• [WHAT YOU SHOULD DO] What you return must match the records word for word, except that pictures are dropped.
--------------------
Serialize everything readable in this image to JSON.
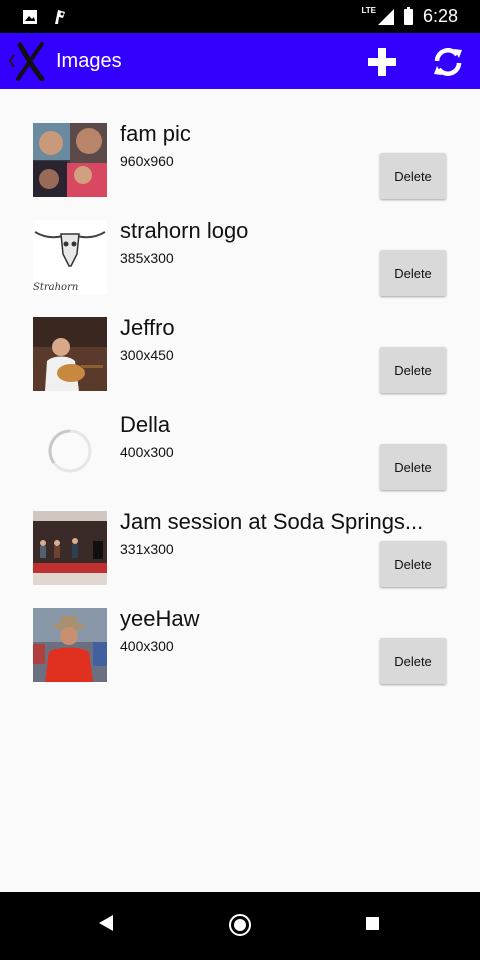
{
  "status_bar": {
    "time": "6:28",
    "network": "LTE"
  },
  "app_bar": {
    "title": "Images"
  },
  "images": [
    {
      "name": "fam pic",
      "dims": "960x960",
      "delete_label": "Delete"
    },
    {
      "name": "strahorn logo",
      "dims": "385x300",
      "delete_label": "Delete",
      "logo_text": "Strahorn"
    },
    {
      "name": "Jeffro",
      "dims": "300x450",
      "delete_label": "Delete"
    },
    {
      "name": "Della",
      "dims": "400x300",
      "delete_label": "Delete"
    },
    {
      "name": "Jam session at Soda Springs...",
      "dims": "331x300",
      "delete_label": "Delete"
    },
    {
      "name": "yeeHaw",
      "dims": "400x300",
      "delete_label": "Delete"
    }
  ],
  "colors": {
    "app_bar": "#3300ff",
    "delete_button": "#d9d9d9"
  }
}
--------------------
• [EXERCISE OUTPUT]
Serialize everything readable in this image to JSON.
{
  "status_bar": {
    "time": "6:28",
    "network": "LTE"
  },
  "app_bar": {
    "title": "Images"
  },
  "images": [
    {
      "name": "fam pic",
      "dims": "960x960",
      "delete_label": "Delete"
    },
    {
      "name": "strahorn logo",
      "dims": "385x300",
      "delete_label": "Delete",
      "logo_text": "Strahorn"
    },
    {
      "name": "Jeffro",
      "dims": "300x450",
      "delete_label": "Delete"
    },
    {
      "name": "Della",
      "dims": "400x300",
      "delete_label": "Delete"
    },
    {
      "name": "Jam session at Soda Springs...",
      "dims": "331x300",
      "delete_label": "Delete"
    },
    {
      "name": "yeeHaw",
      "dims": "400x300",
      "delete_label": "Delete"
    }
  ],
  "colors": {
    "app_bar": "#3300ff",
    "delete_button": "#d9d9d9"
  }
}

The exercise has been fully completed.